======== Data ========
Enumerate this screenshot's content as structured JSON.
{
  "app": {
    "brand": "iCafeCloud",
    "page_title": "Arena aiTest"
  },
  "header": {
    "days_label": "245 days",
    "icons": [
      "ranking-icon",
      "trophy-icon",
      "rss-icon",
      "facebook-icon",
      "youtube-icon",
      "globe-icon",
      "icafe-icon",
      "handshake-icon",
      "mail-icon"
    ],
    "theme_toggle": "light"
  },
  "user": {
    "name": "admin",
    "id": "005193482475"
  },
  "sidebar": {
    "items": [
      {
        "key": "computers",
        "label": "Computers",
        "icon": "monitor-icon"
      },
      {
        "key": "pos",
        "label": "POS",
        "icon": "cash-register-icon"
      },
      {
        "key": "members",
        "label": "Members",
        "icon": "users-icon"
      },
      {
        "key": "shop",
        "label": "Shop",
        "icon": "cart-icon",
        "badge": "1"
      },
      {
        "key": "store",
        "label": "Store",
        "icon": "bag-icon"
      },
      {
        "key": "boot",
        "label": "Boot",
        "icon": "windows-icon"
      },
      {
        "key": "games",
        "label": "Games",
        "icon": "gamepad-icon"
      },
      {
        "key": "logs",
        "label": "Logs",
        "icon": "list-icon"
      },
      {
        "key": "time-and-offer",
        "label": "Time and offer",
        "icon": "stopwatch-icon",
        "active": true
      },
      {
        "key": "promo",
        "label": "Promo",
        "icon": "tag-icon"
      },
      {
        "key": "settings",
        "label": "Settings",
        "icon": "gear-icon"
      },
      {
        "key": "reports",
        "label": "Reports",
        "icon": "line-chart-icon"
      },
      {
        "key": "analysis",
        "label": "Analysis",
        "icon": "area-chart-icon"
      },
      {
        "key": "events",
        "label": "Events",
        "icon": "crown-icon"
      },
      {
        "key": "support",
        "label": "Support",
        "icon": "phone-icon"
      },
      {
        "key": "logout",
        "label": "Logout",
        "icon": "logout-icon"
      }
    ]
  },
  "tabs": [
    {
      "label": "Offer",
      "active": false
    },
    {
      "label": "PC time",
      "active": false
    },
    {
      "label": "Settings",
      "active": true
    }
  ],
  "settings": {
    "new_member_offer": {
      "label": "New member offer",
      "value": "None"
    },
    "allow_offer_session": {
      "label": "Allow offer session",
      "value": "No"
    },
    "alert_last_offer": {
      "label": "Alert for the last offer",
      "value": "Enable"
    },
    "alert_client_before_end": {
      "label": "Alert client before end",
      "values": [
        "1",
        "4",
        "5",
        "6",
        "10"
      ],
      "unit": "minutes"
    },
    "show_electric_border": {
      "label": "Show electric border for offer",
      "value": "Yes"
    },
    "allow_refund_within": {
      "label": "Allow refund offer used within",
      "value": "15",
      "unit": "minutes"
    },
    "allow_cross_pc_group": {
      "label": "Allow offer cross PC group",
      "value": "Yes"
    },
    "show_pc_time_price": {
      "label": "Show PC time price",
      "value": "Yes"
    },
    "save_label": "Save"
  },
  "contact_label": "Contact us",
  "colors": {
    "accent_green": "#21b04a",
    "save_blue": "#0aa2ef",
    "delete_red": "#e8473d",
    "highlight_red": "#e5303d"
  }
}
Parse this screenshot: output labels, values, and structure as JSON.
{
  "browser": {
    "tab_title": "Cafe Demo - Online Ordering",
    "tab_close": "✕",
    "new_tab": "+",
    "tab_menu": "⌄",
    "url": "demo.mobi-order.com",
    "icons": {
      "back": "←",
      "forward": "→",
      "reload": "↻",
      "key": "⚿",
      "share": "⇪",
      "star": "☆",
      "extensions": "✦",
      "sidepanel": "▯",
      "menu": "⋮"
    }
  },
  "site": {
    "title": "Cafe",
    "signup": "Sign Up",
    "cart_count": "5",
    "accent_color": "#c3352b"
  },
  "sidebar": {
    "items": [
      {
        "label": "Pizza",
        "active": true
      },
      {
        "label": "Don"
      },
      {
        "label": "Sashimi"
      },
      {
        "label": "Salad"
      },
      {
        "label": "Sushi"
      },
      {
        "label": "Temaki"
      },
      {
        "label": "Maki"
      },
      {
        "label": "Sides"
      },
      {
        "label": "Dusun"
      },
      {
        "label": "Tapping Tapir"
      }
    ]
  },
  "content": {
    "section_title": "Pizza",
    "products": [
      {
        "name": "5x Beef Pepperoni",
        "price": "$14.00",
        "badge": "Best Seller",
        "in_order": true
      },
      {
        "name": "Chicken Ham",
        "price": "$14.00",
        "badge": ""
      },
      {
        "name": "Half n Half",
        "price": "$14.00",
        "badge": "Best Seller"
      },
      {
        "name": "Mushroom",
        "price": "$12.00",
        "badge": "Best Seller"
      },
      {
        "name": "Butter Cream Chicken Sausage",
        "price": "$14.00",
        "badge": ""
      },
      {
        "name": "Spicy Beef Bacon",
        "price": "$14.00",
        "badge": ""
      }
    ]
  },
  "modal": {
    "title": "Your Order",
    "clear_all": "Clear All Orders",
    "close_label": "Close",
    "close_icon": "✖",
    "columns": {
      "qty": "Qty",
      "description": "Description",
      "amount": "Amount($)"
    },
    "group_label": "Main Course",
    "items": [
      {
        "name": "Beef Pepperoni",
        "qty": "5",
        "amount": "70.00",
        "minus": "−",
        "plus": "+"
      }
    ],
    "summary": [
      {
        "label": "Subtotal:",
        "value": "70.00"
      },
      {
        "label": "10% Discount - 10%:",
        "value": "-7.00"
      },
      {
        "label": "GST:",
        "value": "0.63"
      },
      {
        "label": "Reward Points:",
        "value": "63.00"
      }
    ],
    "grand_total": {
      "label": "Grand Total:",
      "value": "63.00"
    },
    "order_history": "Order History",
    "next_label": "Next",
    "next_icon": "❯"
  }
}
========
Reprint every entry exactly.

Result below>
Enumerate this screenshot's content as structured JSON.
{
  "app": {
    "brand": "iCafeCloud",
    "page_title": "Arena aiTest"
  },
  "header": {
    "days_label": "245 days",
    "icons": [
      "ranking-icon",
      "trophy-icon",
      "rss-icon",
      "facebook-icon",
      "youtube-icon",
      "globe-icon",
      "icafe-icon",
      "handshake-icon",
      "mail-icon"
    ],
    "theme_toggle": "light"
  },
  "user": {
    "name": "admin",
    "id": "005193482475"
  },
  "sidebar": {
    "items": [
      {
        "key": "computers",
        "label": "Computers",
        "icon": "monitor-icon"
      },
      {
        "key": "pos",
        "label": "POS",
        "icon": "cash-register-icon"
      },
      {
        "key": "members",
        "label": "Members",
        "icon": "users-icon"
      },
      {
        "key": "shop",
        "label": "Shop",
        "icon": "cart-icon",
        "badge": "1"
      },
      {
        "key": "store",
        "label": "Store",
        "icon": "bag-icon"
      },
      {
        "key": "boot",
        "label": "Boot",
        "icon": "windows-icon"
      },
      {
        "key": "games",
        "label": "Games",
        "icon": "gamepad-icon"
      },
      {
        "key": "logs",
        "label": "Logs",
        "icon": "list-icon"
      },
      {
        "key": "time-and-offer",
        "label": "Time and offer",
        "icon": "stopwatch-icon",
        "active": true
      },
      {
        "key": "promo",
        "label": "Promo",
        "icon": "tag-icon"
      },
      {
        "key": "settings",
        "label": "Settings",
        "icon": "gear-icon"
      },
      {
        "key": "reports",
        "label": "Reports",
        "icon": "line-chart-icon"
      },
      {
        "key": "analysis",
        "label": "Analysis",
        "icon": "area-chart-icon"
      },
      {
        "key": "events",
        "label": "Events",
        "icon": "crown-icon"
      },
      {
        "key": "support",
        "label": "Support",
        "icon": "phone-icon"
      },
      {
        "key": "logout",
        "label": "Logout",
        "icon": "logout-icon"
      }
    ]
  },
  "tabs": [
    {
      "label": "Offer",
      "active": false
    },
    {
      "label": "PC time",
      "active": false
    },
    {
      "label": "Settings",
      "active": true
    }
  ],
  "settings": {
    "new_member_offer": {
      "label": "New member offer",
      "value": "None"
    },
    "allow_offer_session": {
      "label": "Allow offer session",
      "value": "No"
    },
    "alert_last_offer": {
      "label": "Alert for the last offer",
      "value": "Enable"
    },
    "alert_client_before_end": {
      "label": "Alert client before end",
      "values": [
        "1",
        "4",
        "5",
        "6",
        "10"
      ],
      "unit": "minutes"
    },
    "show_electric_border": {
      "label": "Show electric border for offer",
      "value": "Yes"
    },
    "allow_refund_within": {
      "label": "Allow refund offer used within",
      "value": "15",
      "unit": "minutes"
    },
    "allow_cross_pc_group": {
      "label": "Allow offer cross PC group",
      "value": "Yes"
    },
    "show_pc_time_price": {
      "label": "Show PC time price",
      "value": "Yes"
    },
    "save_label": "Save"
  },
  "contact_label": "Contact us",
  "colors": {
    "accent_green": "#21b04a",
    "save_blue": "#0aa2ef",
    "delete_red": "#e8473d",
    "highlight_red": "#e5303d"
  }
}
Parse this screenshot: output labels, values, and structure as JSON.
{
  "browser": {
    "tab_title": "Cafe Demo - Online Ordering",
    "tab_close": "✕",
    "new_tab": "+",
    "tab_menu": "⌄",
    "url": "demo.mobi-order.com",
    "icons": {
      "back": "←",
      "forward": "→",
      "reload": "↻",
      "key": "⚿",
      "share": "⇪",
      "star": "☆",
      "extensions": "✦",
      "sidepanel": "▯",
      "menu": "⋮"
    }
  },
  "site": {
    "title": "Cafe",
    "signup": "Sign Up",
    "cart_count": "5",
    "accent_color": "#c3352b"
  },
  "sidebar": {
    "items": [
      {
        "label": "Pizza",
        "active": true
      },
      {
        "label": "Don"
      },
      {
        "label": "Sashimi"
      },
      {
        "label": "Salad"
      },
      {
        "label": "Sushi"
      },
      {
        "label": "Temaki"
      },
      {
        "label": "Maki"
      },
      {
        "label": "Sides"
      },
      {
        "label": "Dusun"
      },
      {
        "label": "Tapping Tapir"
      }
    ]
  },
  "content": {
    "section_title": "Pizza",
    "products": [
      {
        "name": "5x Beef Pepperoni",
        "price": "$14.00",
        "badge": "Best Seller",
        "in_order": true
      },
      {
        "name": "Chicken Ham",
        "price": "$14.00",
        "badge": ""
      },
      {
        "name": "Half n Half",
        "price": "$14.00",
        "badge": "Best Seller"
      },
      {
        "name": "Mushroom",
        "price": "$12.00",
        "badge": "Best Seller"
      },
      {
        "name": "Butter Cream Chicken Sausage",
        "price": "$14.00",
        "badge": ""
      },
      {
        "name": "Spicy Beef Bacon",
        "price": "$14.00",
        "badge": ""
      }
    ]
  },
  "modal": {
    "title": "Your Order",
    "clear_all": "Clear All Orders",
    "close_label": "Close",
    "close_icon": "✖",
    "columns": {
      "qty": "Qty",
      "description": "Description",
      "amount": "Amount($)"
    },
    "group_label": "Main Course",
    "items": [
      {
        "name": "Beef Pepperoni",
        "qty": "5",
        "amount": "70.00",
        "minus": "−",
        "plus": "+"
      }
    ],
    "summary": [
      {
        "label": "Subtotal:",
        "value": "70.00"
      },
      {
        "label": "10% Discount - 10%:",
        "value": "-7.00"
      },
      {
        "label": "GST:",
        "value": "0.63"
      },
      {
        "label": "Reward Points:",
        "value": "63.00"
      }
    ],
    "grand_total": {
      "label": "Grand Total:",
      "value": "63.00"
    },
    "order_history": "Order History",
    "next_label": "Next",
    "next_icon": "❯"
  }
}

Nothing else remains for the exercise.